Work instructions: The lines wanted are those in the data below that include "heading".

(Stored items)
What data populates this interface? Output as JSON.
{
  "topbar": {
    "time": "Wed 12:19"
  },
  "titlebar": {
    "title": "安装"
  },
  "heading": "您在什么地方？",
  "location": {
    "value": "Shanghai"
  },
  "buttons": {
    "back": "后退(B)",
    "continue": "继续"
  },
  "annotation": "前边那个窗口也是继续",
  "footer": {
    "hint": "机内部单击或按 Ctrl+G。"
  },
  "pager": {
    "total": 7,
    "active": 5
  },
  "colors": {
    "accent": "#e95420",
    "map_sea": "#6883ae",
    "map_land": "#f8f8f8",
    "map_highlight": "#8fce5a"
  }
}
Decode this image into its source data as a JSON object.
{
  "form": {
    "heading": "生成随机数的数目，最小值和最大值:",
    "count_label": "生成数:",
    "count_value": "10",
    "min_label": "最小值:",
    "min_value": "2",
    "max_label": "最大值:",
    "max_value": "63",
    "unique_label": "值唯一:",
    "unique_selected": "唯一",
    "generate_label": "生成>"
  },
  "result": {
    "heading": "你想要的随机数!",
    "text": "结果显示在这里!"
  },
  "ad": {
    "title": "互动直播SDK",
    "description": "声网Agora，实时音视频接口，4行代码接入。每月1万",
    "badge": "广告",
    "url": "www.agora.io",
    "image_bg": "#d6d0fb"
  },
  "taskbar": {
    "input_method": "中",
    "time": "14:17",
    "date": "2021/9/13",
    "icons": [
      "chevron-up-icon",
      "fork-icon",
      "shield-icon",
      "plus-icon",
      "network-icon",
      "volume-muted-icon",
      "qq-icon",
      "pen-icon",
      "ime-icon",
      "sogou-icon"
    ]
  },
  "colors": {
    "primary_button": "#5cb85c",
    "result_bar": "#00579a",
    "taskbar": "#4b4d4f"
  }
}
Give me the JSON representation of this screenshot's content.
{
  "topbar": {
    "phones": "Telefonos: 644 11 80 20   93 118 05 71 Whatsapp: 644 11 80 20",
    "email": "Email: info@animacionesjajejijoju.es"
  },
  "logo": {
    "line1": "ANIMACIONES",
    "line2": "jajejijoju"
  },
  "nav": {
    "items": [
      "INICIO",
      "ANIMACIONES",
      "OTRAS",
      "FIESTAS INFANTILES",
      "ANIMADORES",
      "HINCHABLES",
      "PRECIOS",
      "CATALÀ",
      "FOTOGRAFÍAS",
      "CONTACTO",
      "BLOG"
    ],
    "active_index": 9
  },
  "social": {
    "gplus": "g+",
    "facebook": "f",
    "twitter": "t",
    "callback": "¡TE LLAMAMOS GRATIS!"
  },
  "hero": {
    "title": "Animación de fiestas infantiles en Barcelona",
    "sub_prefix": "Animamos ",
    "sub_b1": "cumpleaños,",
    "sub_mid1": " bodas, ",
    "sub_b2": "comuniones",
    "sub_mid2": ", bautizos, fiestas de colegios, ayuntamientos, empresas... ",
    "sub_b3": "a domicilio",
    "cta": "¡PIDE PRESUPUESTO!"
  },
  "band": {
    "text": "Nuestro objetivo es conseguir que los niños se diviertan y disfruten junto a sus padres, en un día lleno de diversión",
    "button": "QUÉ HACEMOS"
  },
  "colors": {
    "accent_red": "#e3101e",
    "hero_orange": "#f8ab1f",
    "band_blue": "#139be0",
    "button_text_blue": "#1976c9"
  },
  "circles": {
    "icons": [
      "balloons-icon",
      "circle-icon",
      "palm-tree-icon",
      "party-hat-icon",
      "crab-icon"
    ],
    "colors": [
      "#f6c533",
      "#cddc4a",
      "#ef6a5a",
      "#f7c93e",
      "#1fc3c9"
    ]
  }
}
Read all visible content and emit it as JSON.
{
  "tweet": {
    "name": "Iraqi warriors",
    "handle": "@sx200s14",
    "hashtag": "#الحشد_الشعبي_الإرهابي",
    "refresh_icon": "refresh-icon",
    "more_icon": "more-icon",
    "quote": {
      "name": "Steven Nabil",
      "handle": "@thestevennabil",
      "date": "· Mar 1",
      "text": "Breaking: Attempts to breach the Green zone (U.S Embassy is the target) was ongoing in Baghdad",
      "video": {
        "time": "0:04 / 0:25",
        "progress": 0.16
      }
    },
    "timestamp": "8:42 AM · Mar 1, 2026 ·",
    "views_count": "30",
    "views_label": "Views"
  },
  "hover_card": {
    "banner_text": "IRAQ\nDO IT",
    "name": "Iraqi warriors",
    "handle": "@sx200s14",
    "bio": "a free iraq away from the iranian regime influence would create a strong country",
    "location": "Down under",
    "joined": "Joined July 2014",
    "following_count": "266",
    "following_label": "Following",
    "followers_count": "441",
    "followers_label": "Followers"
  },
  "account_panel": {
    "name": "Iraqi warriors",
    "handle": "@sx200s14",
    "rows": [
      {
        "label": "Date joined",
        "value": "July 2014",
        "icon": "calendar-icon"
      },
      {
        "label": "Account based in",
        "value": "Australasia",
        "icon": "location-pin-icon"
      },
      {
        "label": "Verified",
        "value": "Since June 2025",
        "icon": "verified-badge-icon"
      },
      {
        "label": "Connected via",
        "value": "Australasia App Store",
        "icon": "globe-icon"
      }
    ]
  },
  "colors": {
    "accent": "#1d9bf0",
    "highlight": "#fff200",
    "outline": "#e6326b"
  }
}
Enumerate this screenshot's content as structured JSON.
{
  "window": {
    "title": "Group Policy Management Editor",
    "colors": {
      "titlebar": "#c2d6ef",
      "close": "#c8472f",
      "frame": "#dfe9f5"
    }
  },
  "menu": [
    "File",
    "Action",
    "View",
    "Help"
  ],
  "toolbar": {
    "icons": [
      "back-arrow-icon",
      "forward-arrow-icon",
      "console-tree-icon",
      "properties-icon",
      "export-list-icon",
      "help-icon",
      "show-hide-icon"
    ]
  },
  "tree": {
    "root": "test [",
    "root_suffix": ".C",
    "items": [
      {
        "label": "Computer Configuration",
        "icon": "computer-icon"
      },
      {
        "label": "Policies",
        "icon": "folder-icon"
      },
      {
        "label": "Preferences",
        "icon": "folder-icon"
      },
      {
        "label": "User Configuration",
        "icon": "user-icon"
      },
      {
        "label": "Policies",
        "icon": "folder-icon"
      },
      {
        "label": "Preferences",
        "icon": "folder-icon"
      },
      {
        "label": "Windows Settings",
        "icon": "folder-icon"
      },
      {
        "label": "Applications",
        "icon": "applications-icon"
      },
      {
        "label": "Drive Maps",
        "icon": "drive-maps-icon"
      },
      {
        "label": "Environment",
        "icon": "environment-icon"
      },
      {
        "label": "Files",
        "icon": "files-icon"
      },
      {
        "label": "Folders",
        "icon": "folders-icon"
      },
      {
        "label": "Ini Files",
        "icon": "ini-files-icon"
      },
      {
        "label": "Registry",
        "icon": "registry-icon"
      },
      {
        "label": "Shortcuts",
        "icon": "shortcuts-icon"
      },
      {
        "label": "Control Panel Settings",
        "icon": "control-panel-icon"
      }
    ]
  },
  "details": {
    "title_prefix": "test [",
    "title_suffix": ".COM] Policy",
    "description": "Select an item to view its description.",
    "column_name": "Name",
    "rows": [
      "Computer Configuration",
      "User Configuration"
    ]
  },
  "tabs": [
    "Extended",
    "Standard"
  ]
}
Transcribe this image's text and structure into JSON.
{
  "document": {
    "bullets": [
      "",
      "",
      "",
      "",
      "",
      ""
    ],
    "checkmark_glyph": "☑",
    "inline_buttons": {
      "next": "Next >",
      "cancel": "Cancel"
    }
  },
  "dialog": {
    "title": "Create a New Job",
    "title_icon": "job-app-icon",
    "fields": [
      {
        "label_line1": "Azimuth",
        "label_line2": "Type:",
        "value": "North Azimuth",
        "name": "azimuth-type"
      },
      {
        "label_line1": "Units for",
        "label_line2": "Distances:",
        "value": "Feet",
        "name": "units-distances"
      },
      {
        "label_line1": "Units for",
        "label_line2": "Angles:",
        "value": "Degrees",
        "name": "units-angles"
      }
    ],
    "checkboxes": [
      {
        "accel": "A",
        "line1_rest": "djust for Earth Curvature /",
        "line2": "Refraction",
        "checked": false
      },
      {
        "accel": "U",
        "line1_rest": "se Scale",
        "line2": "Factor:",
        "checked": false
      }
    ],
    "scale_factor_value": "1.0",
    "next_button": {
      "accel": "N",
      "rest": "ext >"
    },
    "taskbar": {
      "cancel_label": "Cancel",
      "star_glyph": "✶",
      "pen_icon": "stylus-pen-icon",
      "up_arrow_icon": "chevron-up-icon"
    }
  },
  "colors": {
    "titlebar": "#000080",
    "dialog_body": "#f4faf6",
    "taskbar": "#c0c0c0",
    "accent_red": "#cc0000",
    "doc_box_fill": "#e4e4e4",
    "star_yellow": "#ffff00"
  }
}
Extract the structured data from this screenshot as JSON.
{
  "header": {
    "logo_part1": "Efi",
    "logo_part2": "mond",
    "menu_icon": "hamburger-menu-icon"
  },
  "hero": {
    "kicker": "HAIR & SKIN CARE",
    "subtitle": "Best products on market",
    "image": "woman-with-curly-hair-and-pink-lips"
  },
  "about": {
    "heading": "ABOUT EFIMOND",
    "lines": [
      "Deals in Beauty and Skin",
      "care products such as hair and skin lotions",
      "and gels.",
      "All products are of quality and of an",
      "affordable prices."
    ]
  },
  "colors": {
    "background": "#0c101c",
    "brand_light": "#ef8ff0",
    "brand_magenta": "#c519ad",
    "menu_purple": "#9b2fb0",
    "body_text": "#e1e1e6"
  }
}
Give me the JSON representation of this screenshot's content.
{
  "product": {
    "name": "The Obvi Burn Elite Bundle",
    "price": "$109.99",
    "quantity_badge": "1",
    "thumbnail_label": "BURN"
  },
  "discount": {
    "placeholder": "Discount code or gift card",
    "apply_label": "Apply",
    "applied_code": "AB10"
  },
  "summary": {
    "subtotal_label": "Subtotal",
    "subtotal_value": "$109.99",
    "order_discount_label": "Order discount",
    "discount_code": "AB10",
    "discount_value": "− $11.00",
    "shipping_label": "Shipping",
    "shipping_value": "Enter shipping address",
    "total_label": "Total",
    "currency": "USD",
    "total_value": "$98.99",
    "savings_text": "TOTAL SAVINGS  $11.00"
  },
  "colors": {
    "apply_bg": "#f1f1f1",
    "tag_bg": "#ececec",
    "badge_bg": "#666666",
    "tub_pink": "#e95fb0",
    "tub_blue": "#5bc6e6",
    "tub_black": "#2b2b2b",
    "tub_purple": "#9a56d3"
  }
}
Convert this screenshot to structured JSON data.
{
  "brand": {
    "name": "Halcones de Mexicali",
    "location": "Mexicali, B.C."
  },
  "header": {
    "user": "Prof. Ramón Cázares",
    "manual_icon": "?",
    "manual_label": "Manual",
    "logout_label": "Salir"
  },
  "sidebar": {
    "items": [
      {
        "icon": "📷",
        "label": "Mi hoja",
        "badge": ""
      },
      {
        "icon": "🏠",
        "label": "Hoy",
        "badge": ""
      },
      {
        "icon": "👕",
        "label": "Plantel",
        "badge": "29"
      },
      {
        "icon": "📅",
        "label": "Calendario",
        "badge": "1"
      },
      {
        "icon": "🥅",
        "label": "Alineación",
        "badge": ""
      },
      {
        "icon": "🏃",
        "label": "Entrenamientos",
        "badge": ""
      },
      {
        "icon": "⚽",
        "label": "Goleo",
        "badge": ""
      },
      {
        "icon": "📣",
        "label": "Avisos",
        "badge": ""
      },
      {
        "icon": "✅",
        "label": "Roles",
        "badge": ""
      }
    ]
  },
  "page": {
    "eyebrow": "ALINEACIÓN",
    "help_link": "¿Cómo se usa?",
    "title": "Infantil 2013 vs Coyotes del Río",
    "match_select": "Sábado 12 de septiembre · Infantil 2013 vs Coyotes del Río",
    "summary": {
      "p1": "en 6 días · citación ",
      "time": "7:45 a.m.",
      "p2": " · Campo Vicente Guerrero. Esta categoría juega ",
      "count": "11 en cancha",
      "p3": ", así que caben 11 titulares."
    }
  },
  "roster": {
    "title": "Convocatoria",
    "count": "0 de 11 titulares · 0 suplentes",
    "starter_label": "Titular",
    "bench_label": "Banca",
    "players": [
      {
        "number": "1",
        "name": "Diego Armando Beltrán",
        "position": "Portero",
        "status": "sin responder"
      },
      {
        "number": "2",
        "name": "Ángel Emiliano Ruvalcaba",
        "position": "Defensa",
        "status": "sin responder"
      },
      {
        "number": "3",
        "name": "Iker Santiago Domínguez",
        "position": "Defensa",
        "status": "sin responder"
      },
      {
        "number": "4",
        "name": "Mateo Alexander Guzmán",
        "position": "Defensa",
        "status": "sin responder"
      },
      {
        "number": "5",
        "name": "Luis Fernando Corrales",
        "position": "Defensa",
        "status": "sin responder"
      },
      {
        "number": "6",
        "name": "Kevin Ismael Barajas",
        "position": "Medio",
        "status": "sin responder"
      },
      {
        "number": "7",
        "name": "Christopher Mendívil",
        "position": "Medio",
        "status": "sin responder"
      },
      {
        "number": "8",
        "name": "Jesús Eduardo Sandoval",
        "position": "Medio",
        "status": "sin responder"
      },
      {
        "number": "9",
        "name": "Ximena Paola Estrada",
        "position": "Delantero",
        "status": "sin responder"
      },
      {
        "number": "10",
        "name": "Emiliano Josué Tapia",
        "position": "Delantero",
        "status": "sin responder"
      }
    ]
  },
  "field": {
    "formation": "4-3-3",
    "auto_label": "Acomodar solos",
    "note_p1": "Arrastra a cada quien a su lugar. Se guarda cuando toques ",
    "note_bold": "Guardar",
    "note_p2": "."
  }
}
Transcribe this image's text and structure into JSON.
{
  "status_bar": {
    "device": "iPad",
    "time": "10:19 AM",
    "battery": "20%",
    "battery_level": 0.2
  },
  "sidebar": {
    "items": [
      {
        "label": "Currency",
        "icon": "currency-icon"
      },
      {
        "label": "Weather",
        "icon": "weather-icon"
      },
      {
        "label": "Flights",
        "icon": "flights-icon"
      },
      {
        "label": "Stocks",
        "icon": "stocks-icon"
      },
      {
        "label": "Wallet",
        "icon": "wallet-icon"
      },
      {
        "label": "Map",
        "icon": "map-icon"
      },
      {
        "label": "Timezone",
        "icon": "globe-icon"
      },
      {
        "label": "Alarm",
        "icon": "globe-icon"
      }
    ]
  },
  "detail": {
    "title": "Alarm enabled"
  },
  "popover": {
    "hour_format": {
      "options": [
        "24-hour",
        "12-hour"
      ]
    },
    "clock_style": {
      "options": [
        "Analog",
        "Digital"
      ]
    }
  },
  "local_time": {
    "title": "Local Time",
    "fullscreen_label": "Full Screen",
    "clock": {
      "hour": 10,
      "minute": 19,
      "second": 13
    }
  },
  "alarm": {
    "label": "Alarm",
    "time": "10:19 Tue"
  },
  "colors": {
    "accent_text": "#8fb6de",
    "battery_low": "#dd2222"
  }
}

Answer for the task:
  "heading": "您在什么地方？",
    "heading": "生成随机数的数目，最小值和最大值:",
    "heading": "你想要的随机数!",
    "heading": "ABOUT EFIMOND",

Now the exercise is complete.